The central bank of the world’s second largest economy could be “leaderless within a week” after an assault on the Japanese government by the opposition party.
The opposition Democratic Party of Japan (DPJ) today successfully blocked the government’s nomination of Toshiro Muto as the next Governor of the Bank of Japan. Analysts claim the gambit could force a general election.
The piece goes on to paint a very bleak picture for the Japanese economy:
With nobody selected to replace Toshihiko Fukui as governor when his term ends next Wednesday, the BoJ faces its worst crisis since gaining independence a decade ago. The turmoil also coincides with a Japanese stock market in tatters and the economy balanced on the edge of recession.
It reminds me of the lashing the Economist gave Japan a few weeks ago. On the cover of an issue that covered Japan’s economic and political problems, the magazine inserted an “i” in Japan to create “Japain.” Here is the essence of their argument:
A few years ago, people hoped that Japan, which is still a bigger economic power than China and has some marvellous companies, would help take up some of the slack in the world economy if America tired; that now looks unlikely. Productivity is disastrously low: the return on new investment is around half that in America. Consumption is still flagging, thanks in part to companies' failure to increase wages. Bureaucratic blunders have cost the economy dearly, and Japan needs a swathe of reforms to trade and competition without which the economy will continue to disappoint.

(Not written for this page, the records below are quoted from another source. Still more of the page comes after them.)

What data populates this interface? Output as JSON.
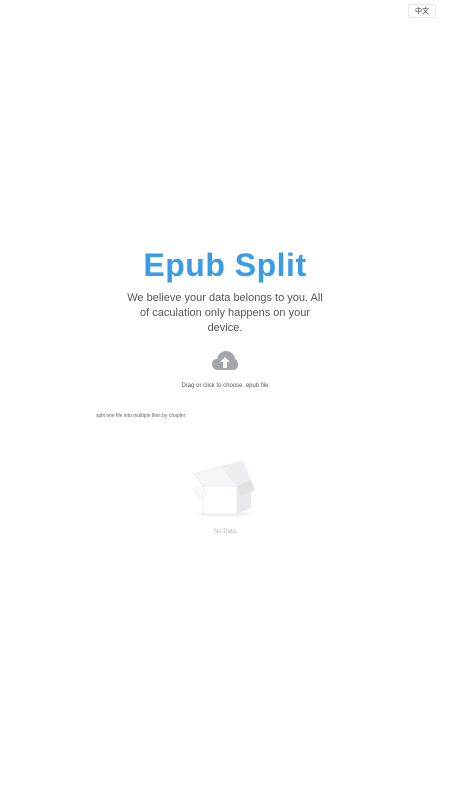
{
  "header": {
    "language_toggle_label": "中文"
  },
  "hero": {
    "title": "Epub Split",
    "tagline": "We believe your data belongs to you. All of caculation only happens on your device."
  },
  "upload": {
    "icon": "cloud-upload-icon",
    "instruction": "Drag or click to choose .epub file"
  },
  "description": {
    "text": "split one file into multiple files by chapter"
  },
  "empty_state": {
    "icon": "empty-box-icon",
    "label": "No Data"
  },
  "colors": {
    "title": "#3c9be6",
    "icon_gray": "#a3a6ad",
    "text_gray": "#555555",
    "muted": "#b5b5b5"
  }
}
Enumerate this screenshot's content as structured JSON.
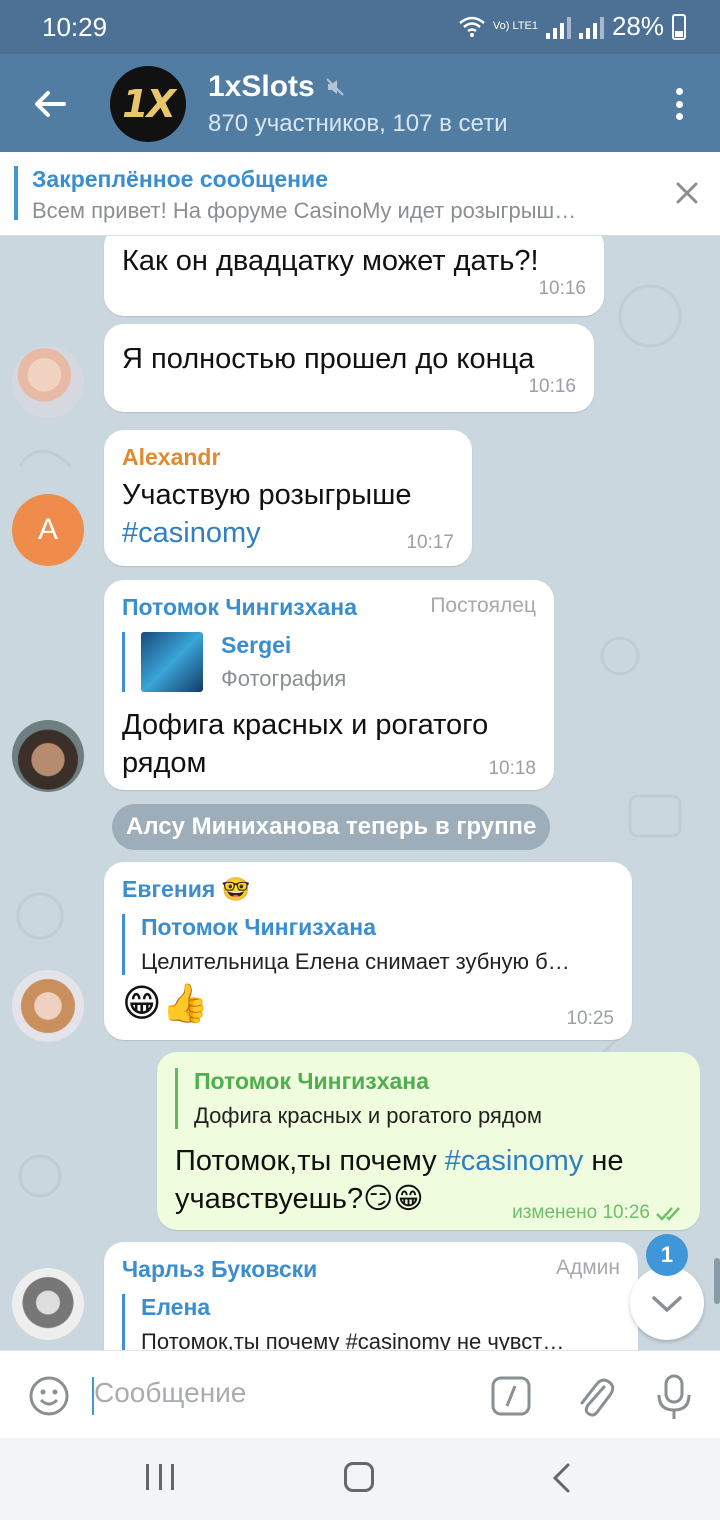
{
  "status": {
    "time": "10:29",
    "battery": "28%",
    "network_label": "Vo) LTE1"
  },
  "header": {
    "title": "1xSlots",
    "subtitle": "870 участников, 107 в сети",
    "avatar_text": "1X"
  },
  "pinned": {
    "title": "Закреплённое сообщение",
    "text": "Всем привет! На форуме CasinoMy идет розыгрыш…"
  },
  "messages": [
    {
      "text": "Как он двадцатку может дать?!",
      "time": "10:16"
    },
    {
      "text": "Я полностью прошел до конца",
      "time": "10:16"
    },
    {
      "sender": "Alexandr",
      "sender_color": "#e08a2d",
      "text_plain": "Участвую розыгрыше",
      "hashtag": "#casinomy",
      "time": "10:17",
      "avatar_letter": "A",
      "avatar_color": "#ef8c4b"
    },
    {
      "sender": "Потомок Чингизхана",
      "tag": "Постоялец",
      "reply_name": "Sergei",
      "reply_text": "Фотография",
      "text": "Дофига красных и рогатого рядом",
      "time": "10:18"
    },
    {
      "service": "Алсу Миниханова теперь в группе"
    },
    {
      "sender": "Евгения",
      "sender_emoji": "🤓",
      "reply_name": "Потомок Чингизхана",
      "reply_text": "Целительница Елена снимает зубную б…",
      "text": "😁👍",
      "time": "10:25"
    },
    {
      "reply_name": "Потомок Чингизхана",
      "reply_text": "Дофига красных и рогатого рядом",
      "text_plain_a": "Потомок,ты почему ",
      "hashtag": "#casinomy",
      "text_plain_b": " не учавствуешь?😏😁",
      "time": "изменено 10:26"
    },
    {
      "sender": "Чарльз Буковски",
      "tag": "Админ",
      "reply_name": "Елена",
      "reply_text": "Потомок,ты почему #casinomy не чувст…"
    }
  ],
  "scroll_badge": "1",
  "input": {
    "placeholder": "Сообщение"
  },
  "colors": {
    "header": "#517da2",
    "accent": "#3f97da",
    "outgoing": "#effdde"
  }
}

The leaderless central bank seems to be an apt symbol for Japan in general.
During my trip to Japan last week, I heard several stories from businesspeople about an overall lack of direction in the country.
One employee of a major Japanese manufacturing firm said that current economic growth is the result of hard work and innovations made five to ten years ago. The manufacturing sector operates on a five-year product cycle, so if we want to know what is in store for Japan’s future, we should look at what is happening now. In his view, hard work and the “samurai spirit” are long gone in Japan. The recent entrants into the labor force are lazy, he said. His forecast was therefore bleak for Japan’s manufacturing sector.
What’s more, he said that Japan as a society needs instructions on what the next goal is. He said that firms are great at reaching centrally-mandated goals. The problem is that no one has a sense of what is next for Japan.
His friend, a Japanese entrepreneur, told me that there are still few incentives to become an entrepreneur in Japanese society. As an entrepreneur, one can expect no favors from the government and lower earning power compared with salaried employees. Where is the productivity and innovation going to come from?
As many people know, Japanese bureaucrats briefly considered promoting nanotechnology and biotechnology as alternatives to manufacturing. Now that the consensus is that manufacturing is Japan’s strength, panic is setting in about Japan’s relative competitiveness in that sector.
I heard one story about a major manufacturing company hiring consultants to build a new business strategy from scratch. As the story went, the company asked the consultants, “What should we do next?”
Another businessman told me about some of the young entrepreneurs he has met. In his view, they have no ideas and are simply throwing away their careers because they launch businesses without a business plan or experience.
The same businessman went on to tell me that executives looking for new employment opportunities are only concerned about two things: the salary offered and the benefits available. In his experience, no one talks about finding rewarding work or making a difference. This mentality may be a hangover from the restructuring that took place over the previous decade. Moreover, during the Koizumi years, restructuring and the use of part time labor only provided a temporary fix.
Here is a fairly pessimistic assessment from economist Krassimir Petrov in the Market Oracle:
To summarize my expectations about the Japanese economy in 2008, the macroeconomy and the stock market should perform poorly, while the Yen has a strong potential to rise. The long-term strategic investor should stay out of the Japanese stock and bond markets.